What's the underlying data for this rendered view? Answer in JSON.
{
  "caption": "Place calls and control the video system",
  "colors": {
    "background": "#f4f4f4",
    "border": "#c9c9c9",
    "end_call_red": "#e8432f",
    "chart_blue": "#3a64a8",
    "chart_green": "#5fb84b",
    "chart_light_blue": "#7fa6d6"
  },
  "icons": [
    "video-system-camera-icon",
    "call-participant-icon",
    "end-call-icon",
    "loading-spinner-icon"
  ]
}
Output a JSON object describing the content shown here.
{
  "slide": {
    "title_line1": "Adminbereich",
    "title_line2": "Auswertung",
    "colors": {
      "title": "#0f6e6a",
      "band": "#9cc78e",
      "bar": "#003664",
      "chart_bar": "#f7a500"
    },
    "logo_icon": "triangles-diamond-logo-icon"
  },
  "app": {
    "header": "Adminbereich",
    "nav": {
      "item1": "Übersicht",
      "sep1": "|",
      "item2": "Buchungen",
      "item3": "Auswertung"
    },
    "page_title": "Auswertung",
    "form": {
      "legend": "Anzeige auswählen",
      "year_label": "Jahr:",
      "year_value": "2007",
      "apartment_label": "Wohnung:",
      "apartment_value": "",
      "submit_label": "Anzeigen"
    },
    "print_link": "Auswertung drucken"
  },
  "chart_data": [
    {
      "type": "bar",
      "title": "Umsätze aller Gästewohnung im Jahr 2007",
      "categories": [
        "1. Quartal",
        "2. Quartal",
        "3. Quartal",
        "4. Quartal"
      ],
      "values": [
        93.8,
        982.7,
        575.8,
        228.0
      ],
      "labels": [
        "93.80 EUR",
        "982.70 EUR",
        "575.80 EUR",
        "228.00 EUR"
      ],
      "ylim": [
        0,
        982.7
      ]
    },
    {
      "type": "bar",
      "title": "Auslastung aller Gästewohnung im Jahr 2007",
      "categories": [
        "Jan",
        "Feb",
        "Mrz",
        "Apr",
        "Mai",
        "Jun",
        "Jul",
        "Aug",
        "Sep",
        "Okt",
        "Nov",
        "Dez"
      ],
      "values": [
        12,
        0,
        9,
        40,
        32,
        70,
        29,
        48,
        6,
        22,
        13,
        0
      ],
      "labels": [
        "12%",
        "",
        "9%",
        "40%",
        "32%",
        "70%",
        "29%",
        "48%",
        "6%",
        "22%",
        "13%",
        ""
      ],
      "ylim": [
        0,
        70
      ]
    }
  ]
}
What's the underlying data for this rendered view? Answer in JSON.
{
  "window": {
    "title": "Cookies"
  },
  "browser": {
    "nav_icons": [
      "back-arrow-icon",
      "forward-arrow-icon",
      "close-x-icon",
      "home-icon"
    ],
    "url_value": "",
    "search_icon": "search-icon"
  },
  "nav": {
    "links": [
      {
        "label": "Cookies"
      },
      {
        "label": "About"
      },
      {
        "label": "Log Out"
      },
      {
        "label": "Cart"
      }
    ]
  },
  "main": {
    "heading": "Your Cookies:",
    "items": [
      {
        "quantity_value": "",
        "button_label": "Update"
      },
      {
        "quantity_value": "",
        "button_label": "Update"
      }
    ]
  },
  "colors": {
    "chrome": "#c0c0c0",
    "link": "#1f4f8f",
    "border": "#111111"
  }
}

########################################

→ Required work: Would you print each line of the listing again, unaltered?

→ Result for this task:
What's the underlying data for this rendered view? Answer in JSON.
{
  "caption": "Place calls and control the video system",
  "colors": {
    "background": "#f4f4f4",
    "border": "#c9c9c9",
    "end_call_red": "#e8432f",
    "chart_blue": "#3a64a8",
    "chart_green": "#5fb84b",
    "chart_light_blue": "#7fa6d6"
  },
  "icons": [
    "video-system-camera-icon",
    "call-participant-icon",
    "end-call-icon",
    "loading-spinner-icon"
  ]
}
Output a JSON object describing the content shown here.
{
  "slide": {
    "title_line1": "Adminbereich",
    "title_line2": "Auswertung",
    "colors": {
      "title": "#0f6e6a",
      "band": "#9cc78e",
      "bar": "#003664",
      "chart_bar": "#f7a500"
    },
    "logo_icon": "triangles-diamond-logo-icon"
  },
  "app": {
    "header": "Adminbereich",
    "nav": {
      "item1": "Übersicht",
      "sep1": "|",
      "item2": "Buchungen",
      "item3": "Auswertung"
    },
    "page_title": "Auswertung",
    "form": {
      "legend": "Anzeige auswählen",
      "year_label": "Jahr:",
      "year_value": "2007",
      "apartment_label": "Wohnung:",
      "apartment_value": "",
      "submit_label": "Anzeigen"
    },
    "print_link": "Auswertung drucken"
  },
  "chart_data": [
    {
      "type": "bar",
      "title": "Umsätze aller Gästewohnung im Jahr 2007",
      "categories": [
        "1. Quartal",
        "2. Quartal",
        "3. Quartal",
        "4. Quartal"
      ],
      "values": [
        93.8,
        982.7,
        575.8,
        228.0
      ],
      "labels": [
        "93.80 EUR",
        "982.70 EUR",
        "575.80 EUR",
        "228.00 EUR"
      ],
      "ylim": [
        0,
        982.7
      ]
    },
    {
      "type": "bar",
      "title": "Auslastung aller Gästewohnung im Jahr 2007",
      "categories": [
        "Jan",
        "Feb",
        "Mrz",
        "Apr",
        "Mai",
        "Jun",
        "Jul",
        "Aug",
        "Sep",
        "Okt",
        "Nov",
        "Dez"
      ],
      "values": [
        12,
        0,
        9,
        40,
        32,
        70,
        29,
        48,
        6,
        22,
        13,
        0
      ],
      "labels": [
        "12%",
        "",
        "9%",
        "40%",
        "32%",
        "70%",
        "29%",
        "48%",
        "6%",
        "22%",
        "13%",
        ""
      ],
      "ylim": [
        0,
        70
      ]
    }
  ]
}
What's the underlying data for this rendered view? Answer in JSON.
{
  "window": {
    "title": "Cookies"
  },
  "browser": {
    "nav_icons": [
      "back-arrow-icon",
      "forward-arrow-icon",
      "close-x-icon",
      "home-icon"
    ],
    "url_value": "",
    "search_icon": "search-icon"
  },
  "nav": {
    "links": [
      {
        "label": "Cookies"
      },
      {
        "label": "About"
      },
      {
        "label": "Log Out"
      },
      {
        "label": "Cart"
      }
    ]
  },
  "main": {
    "heading": "Your Cookies:",
    "items": [
      {
        "quantity_value": "",
        "button_label": "Update"
      },
      {
        "quantity_value": "",
        "button_label": "Update"
      }
    ]
  },
  "colors": {
    "chrome": "#c0c0c0",
    "link": "#1f4f8f",
    "border": "#111111"
  }
}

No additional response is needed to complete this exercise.